━━━ Given data ━━━

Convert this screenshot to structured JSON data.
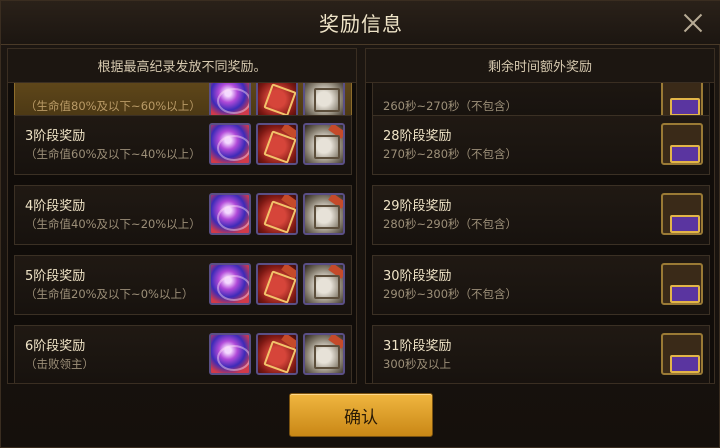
{
  "dialog": {
    "title": "奖励信息",
    "confirm_label": "确认"
  },
  "left_panel": {
    "header": "根据最高纪录发放不同奖励。",
    "partial_row_text": "（生命值80%及以下~60%以上）",
    "rows": [
      {
        "title": "3阶段奖励",
        "subtitle": "（生命值60%及以下~40%以上）",
        "items": [
          "orb-icon",
          "red-chest-icon",
          "silver-chest-icon"
        ]
      },
      {
        "title": "4阶段奖励",
        "subtitle": "（生命值40%及以下~20%以上）",
        "items": [
          "orb-icon",
          "red-chest-icon",
          "silver-chest-icon"
        ]
      },
      {
        "title": "5阶段奖励",
        "subtitle": "（生命值20%及以下~0%以上）",
        "items": [
          "orb-icon",
          "red-chest-icon",
          "silver-chest-icon"
        ]
      },
      {
        "title": "6阶段奖励",
        "subtitle": "（击败领主）",
        "items": [
          "orb-icon",
          "red-chest-icon",
          "silver-chest-icon"
        ]
      }
    ]
  },
  "right_panel": {
    "header": "剩余时间额外奖励",
    "partial_row_text": "260秒~270秒（不包含）",
    "rows": [
      {
        "title": "28阶段奖励",
        "subtitle": "270秒~280秒（不包含）",
        "items": [
          "treasure-chest-icon"
        ]
      },
      {
        "title": "29阶段奖励",
        "subtitle": "280秒~290秒（不包含）",
        "items": [
          "treasure-chest-icon"
        ]
      },
      {
        "title": "30阶段奖励",
        "subtitle": "290秒~300秒（不包含）",
        "items": [
          "treasure-chest-icon"
        ]
      },
      {
        "title": "31阶段奖励",
        "subtitle": "300秒及以上",
        "items": [
          "treasure-chest-icon"
        ]
      }
    ]
  }
}
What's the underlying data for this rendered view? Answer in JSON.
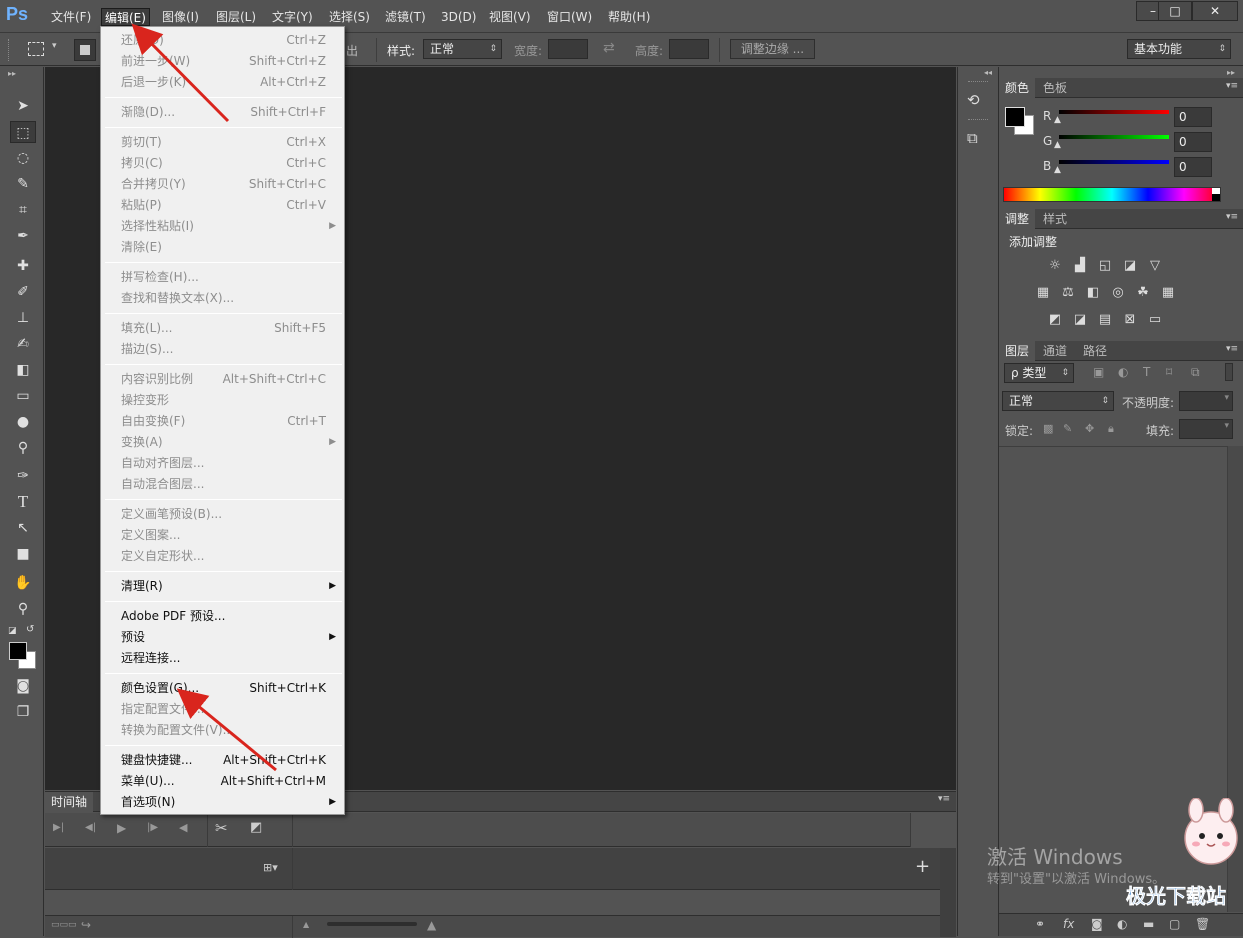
{
  "app": {
    "logo": "Ps"
  },
  "menubar": {
    "items": [
      "文件(F)",
      "编辑(E)",
      "图像(I)",
      "图层(L)",
      "文字(Y)",
      "选择(S)",
      "滤镜(T)",
      "3D(D)",
      "视图(V)",
      "窗口(W)",
      "帮助(H)"
    ],
    "window_buttons": [
      "–",
      "□",
      "✕"
    ]
  },
  "options": {
    "partial_label": "出",
    "style_label": "样式:",
    "style_value": "正常",
    "width_label": "宽度:",
    "height_label": "高度:",
    "refine_label": "调整边缘 ...",
    "workspace_value": "基本功能"
  },
  "edit_menu": {
    "items": [
      {
        "label": "还原(O)",
        "shortcut": "Ctrl+Z",
        "state": "disabled"
      },
      {
        "label": "前进一步(W)",
        "shortcut": "Shift+Ctrl+Z",
        "state": "disabled"
      },
      {
        "label": "后退一步(K)",
        "shortcut": "Alt+Ctrl+Z",
        "state": "disabled"
      },
      {
        "sep": true
      },
      {
        "label": "渐隐(D)...",
        "shortcut": "Shift+Ctrl+F",
        "state": "disabled"
      },
      {
        "sep": true
      },
      {
        "label": "剪切(T)",
        "shortcut": "Ctrl+X",
        "state": "disabled"
      },
      {
        "label": "拷贝(C)",
        "shortcut": "Ctrl+C",
        "state": "disabled"
      },
      {
        "label": "合并拷贝(Y)",
        "shortcut": "Shift+Ctrl+C",
        "state": "disabled"
      },
      {
        "label": "粘贴(P)",
        "shortcut": "Ctrl+V",
        "state": "disabled"
      },
      {
        "label": "选择性粘贴(I)",
        "shortcut": "",
        "submenu": true,
        "state": "disabled"
      },
      {
        "label": "清除(E)",
        "shortcut": "",
        "state": "disabled"
      },
      {
        "sep": true
      },
      {
        "label": "拼写检查(H)...",
        "shortcut": "",
        "state": "disabled"
      },
      {
        "label": "查找和替换文本(X)...",
        "shortcut": "",
        "state": "disabled"
      },
      {
        "sep": true
      },
      {
        "label": "填充(L)...",
        "shortcut": "Shift+F5",
        "state": "disabled"
      },
      {
        "label": "描边(S)...",
        "shortcut": "",
        "state": "disabled"
      },
      {
        "sep": true
      },
      {
        "label": "内容识别比例",
        "shortcut": "Alt+Shift+Ctrl+C",
        "state": "disabled"
      },
      {
        "label": "操控变形",
        "shortcut": "",
        "state": "disabled"
      },
      {
        "label": "自由变换(F)",
        "shortcut": "Ctrl+T",
        "state": "disabled"
      },
      {
        "label": "变换(A)",
        "shortcut": "",
        "submenu": true,
        "state": "disabled"
      },
      {
        "label": "自动对齐图层...",
        "shortcut": "",
        "state": "disabled"
      },
      {
        "label": "自动混合图层...",
        "shortcut": "",
        "state": "disabled"
      },
      {
        "sep": true
      },
      {
        "label": "定义画笔预设(B)...",
        "shortcut": "",
        "state": "disabled"
      },
      {
        "label": "定义图案...",
        "shortcut": "",
        "state": "disabled"
      },
      {
        "label": "定义自定形状...",
        "shortcut": "",
        "state": "disabled"
      },
      {
        "sep": true
      },
      {
        "label": "清理(R)",
        "shortcut": "",
        "submenu": true,
        "state": "enabled"
      },
      {
        "sep": true
      },
      {
        "label": "Adobe PDF 预设...",
        "shortcut": "",
        "state": "enabled"
      },
      {
        "label": "预设",
        "shortcut": "",
        "submenu": true,
        "state": "enabled"
      },
      {
        "label": "远程连接...",
        "shortcut": "",
        "state": "enabled"
      },
      {
        "sep": true
      },
      {
        "label": "颜色设置(G)...",
        "shortcut": "Shift+Ctrl+K",
        "state": "enabled"
      },
      {
        "label": "指定配置文件...",
        "shortcut": "",
        "state": "disabled"
      },
      {
        "label": "转换为配置文件(V)...",
        "shortcut": "",
        "state": "disabled"
      },
      {
        "sep": true
      },
      {
        "label": "键盘快捷键...",
        "shortcut": "Alt+Shift+Ctrl+K",
        "state": "enabled"
      },
      {
        "label": "菜单(U)...",
        "shortcut": "Alt+Shift+Ctrl+M",
        "state": "enabled"
      },
      {
        "label": "首选项(N)",
        "shortcut": "",
        "submenu": true,
        "state": "enabled"
      }
    ]
  },
  "timeline": {
    "tab": "时间轴"
  },
  "color_panel": {
    "tabs": [
      "颜色",
      "色板"
    ],
    "channels": [
      {
        "name": "R",
        "value": "0"
      },
      {
        "name": "G",
        "value": "0"
      },
      {
        "name": "B",
        "value": "0"
      }
    ]
  },
  "adjust_panel": {
    "tabs": [
      "调整",
      "样式"
    ],
    "heading": "添加调整"
  },
  "layers_panel": {
    "tabs": [
      "图层",
      "通道",
      "路径"
    ],
    "filter_label": "ρ 类型",
    "blend_mode": "正常",
    "opacity_label": "不透明度:",
    "lock_label": "锁定:",
    "fill_label": "填充:"
  },
  "watermark": {
    "line1": "激活 Windows",
    "line2": "转到\"设置\"以激活 Windows。",
    "brand": "极光下载站"
  },
  "colors": {
    "canvas": "#282828",
    "ui": "#535353",
    "menu_bg": "#f0f0f0",
    "arrow": "#d9251d"
  }
}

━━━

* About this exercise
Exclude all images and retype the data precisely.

* Written reply
Convert this screenshot to structured JSON data.
{
  "dialog": {
    "title": "奖励信息",
    "confirm_label": "确认"
  },
  "left_panel": {
    "header": "根据最高纪录发放不同奖励。",
    "partial_row_text": "（生命值80%及以下~60%以上）",
    "rows": [
      {
        "title": "3阶段奖励",
        "subtitle": "（生命值60%及以下~40%以上）",
        "items": [
          "orb-icon",
          "red-chest-icon",
          "silver-chest-icon"
        ]
      },
      {
        "title": "4阶段奖励",
        "subtitle": "（生命值40%及以下~20%以上）",
        "items": [
          "orb-icon",
          "red-chest-icon",
          "silver-chest-icon"
        ]
      },
      {
        "title": "5阶段奖励",
        "subtitle": "（生命值20%及以下~0%以上）",
        "items": [
          "orb-icon",
          "red-chest-icon",
          "silver-chest-icon"
        ]
      },
      {
        "title": "6阶段奖励",
        "subtitle": "（击败领主）",
        "items": [
          "orb-icon",
          "red-chest-icon",
          "silver-chest-icon"
        ]
      }
    ]
  },
  "right_panel": {
    "header": "剩余时间额外奖励",
    "partial_row_text": "260秒~270秒（不包含）",
    "rows": [
      {
        "title": "28阶段奖励",
        "subtitle": "270秒~280秒（不包含）",
        "items": [
          "treasure-chest-icon"
        ]
      },
      {
        "title": "29阶段奖励",
        "subtitle": "280秒~290秒（不包含）",
        "items": [
          "treasure-chest-icon"
        ]
      },
      {
        "title": "30阶段奖励",
        "subtitle": "290秒~300秒（不包含）",
        "items": [
          "treasure-chest-icon"
        ]
      },
      {
        "title": "31阶段奖励",
        "subtitle": "300秒及以上",
        "items": [
          "treasure-chest-icon"
        ]
      }
    ]
  }
}
What's the underlying data for this rendered view? Answer in JSON.
{
  "app": {
    "logo": "Ps"
  },
  "menubar": {
    "items": [
      "文件(F)",
      "编辑(E)",
      "图像(I)",
      "图层(L)",
      "文字(Y)",
      "选择(S)",
      "滤镜(T)",
      "3D(D)",
      "视图(V)",
      "窗口(W)",
      "帮助(H)"
    ],
    "window_buttons": [
      "–",
      "□",
      "✕"
    ]
  },
  "options": {
    "partial_label": "出",
    "style_label": "样式:",
    "style_value": "正常",
    "width_label": "宽度:",
    "height_label": "高度:",
    "refine_label": "调整边缘 ...",
    "workspace_value": "基本功能"
  },
  "edit_menu": {
    "items": [
      {
        "label": "还原(O)",
        "shortcut": "Ctrl+Z",
        "state": "disabled"
      },
      {
        "label": "前进一步(W)",
        "shortcut": "Shift+Ctrl+Z",
        "state": "disabled"
      },
      {
        "label": "后退一步(K)",
        "shortcut": "Alt+Ctrl+Z",
        "state": "disabled"
      },
      {
        "sep": true
      },
      {
        "label": "渐隐(D)...",
        "shortcut": "Shift+Ctrl+F",
        "state": "disabled"
      },
      {
        "sep": true
      },
      {
        "label": "剪切(T)",
        "shortcut": "Ctrl+X",
        "state": "disabled"
      },
      {
        "label": "拷贝(C)",
        "shortcut": "Ctrl+C",
        "state": "disabled"
      },
      {
        "label": "合并拷贝(Y)",
        "shortcut": "Shift+Ctrl+C",
        "state": "disabled"
      },
      {
        "label": "粘贴(P)",
        "shortcut": "Ctrl+V",
        "state": "disabled"
      },
      {
        "label": "选择性粘贴(I)",
        "shortcut": "",
        "submenu": true,
        "state": "disabled"
      },
      {
        "label": "清除(E)",
        "shortcut": "",
        "state": "disabled"
      },
      {
        "sep": true
      },
      {
        "label": "拼写检查(H)...",
        "shortcut": "",
        "state": "disabled"
      },
      {
        "label": "查找和替换文本(X)...",
        "shortcut": "",
        "state": "disabled"
      },
      {
        "sep": true
      },
      {
        "label": "填充(L)...",
        "shortcut": "Shift+F5",
        "state": "disabled"
      },
      {
        "label": "描边(S)...",
        "shortcut": "",
        "state": "disabled"
      },
      {
        "sep": true
      },
      {
        "label": "内容识别比例",
        "shortcut": "Alt+Shift+Ctrl+C",
        "state": "disabled"
      },
      {
        "label": "操控变形",
        "shortcut": "",
        "state": "disabled"
      },
      {
        "label": "自由变换(F)",
        "shortcut": "Ctrl+T",
        "state": "disabled"
      },
      {
        "label": "变换(A)",
        "shortcut": "",
        "submenu": true,
        "state": "disabled"
      },
      {
        "label": "自动对齐图层...",
        "shortcut": "",
        "state": "disabled"
      },
      {
        "label": "自动混合图层...",
        "shortcut": "",
        "state": "disabled"
      },
      {
        "sep": true
      },
      {
        "label": "定义画笔预设(B)...",
        "shortcut": "",
        "state": "disabled"
      },
      {
        "label": "定义图案...",
        "shortcut": "",
        "state": "disabled"
      },
      {
        "label": "定义自定形状...",
        "shortcut": "",
        "state": "disabled"
      },
      {
        "sep": true
      },
      {
        "label": "清理(R)",
        "shortcut": "",
        "submenu": true,
        "state": "enabled"
      },
      {
        "sep": true
      },
      {
        "label": "Adobe PDF 预设...",
        "shortcut": "",
        "state": "enabled"
      },
      {
        "label": "预设",
        "shortcut": "",
        "submenu": true,
        "state": "enabled"
      },
      {
        "label": "远程连接...",
        "shortcut": "",
        "state": "enabled"
      },
      {
        "sep": true
      },
      {
        "label": "颜色设置(G)...",
        "shortcut": "Shift+Ctrl+K",
        "state": "enabled"
      },
      {
        "label": "指定配置文件...",
        "shortcut": "",
        "state": "disabled"
      },
      {
        "label": "转换为配置文件(V)...",
        "shortcut": "",
        "state": "disabled"
      },
      {
        "sep": true
      },
      {
        "label": "键盘快捷键...",
        "shortcut": "Alt+Shift+Ctrl+K",
        "state": "enabled"
      },
      {
        "label": "菜单(U)...",
        "shortcut": "Alt+Shift+Ctrl+M",
        "state": "enabled"
      },
      {
        "label": "首选项(N)",
        "shortcut": "",
        "submenu": true,
        "state": "enabled"
      }
    ]
  },
  "timeline": {
    "tab": "时间轴"
  },
  "color_panel": {
    "tabs": [
      "颜色",
      "色板"
    ],
    "channels": [
      {
        "name": "R",
        "value": "0"
      },
      {
        "name": "G",
        "value": "0"
      },
      {
        "name": "B",
        "value": "0"
      }
    ]
  },
  "adjust_panel": {
    "tabs": [
      "调整",
      "样式"
    ],
    "heading": "添加调整"
  },
  "layers_panel": {
    "tabs": [
      "图层",
      "通道",
      "路径"
    ],
    "filter_label": "ρ 类型",
    "blend_mode": "正常",
    "opacity_label": "不透明度:",
    "lock_label": "锁定:",
    "fill_label": "填充:"
  },
  "watermark": {
    "line1": "激活 Windows",
    "line2": "转到\"设置\"以激活 Windows。",
    "brand": "极光下载站"
  },
  "colors": {
    "canvas": "#282828",
    "ui": "#535353",
    "menu_bg": "#f0f0f0",
    "arrow": "#d9251d"
  }
}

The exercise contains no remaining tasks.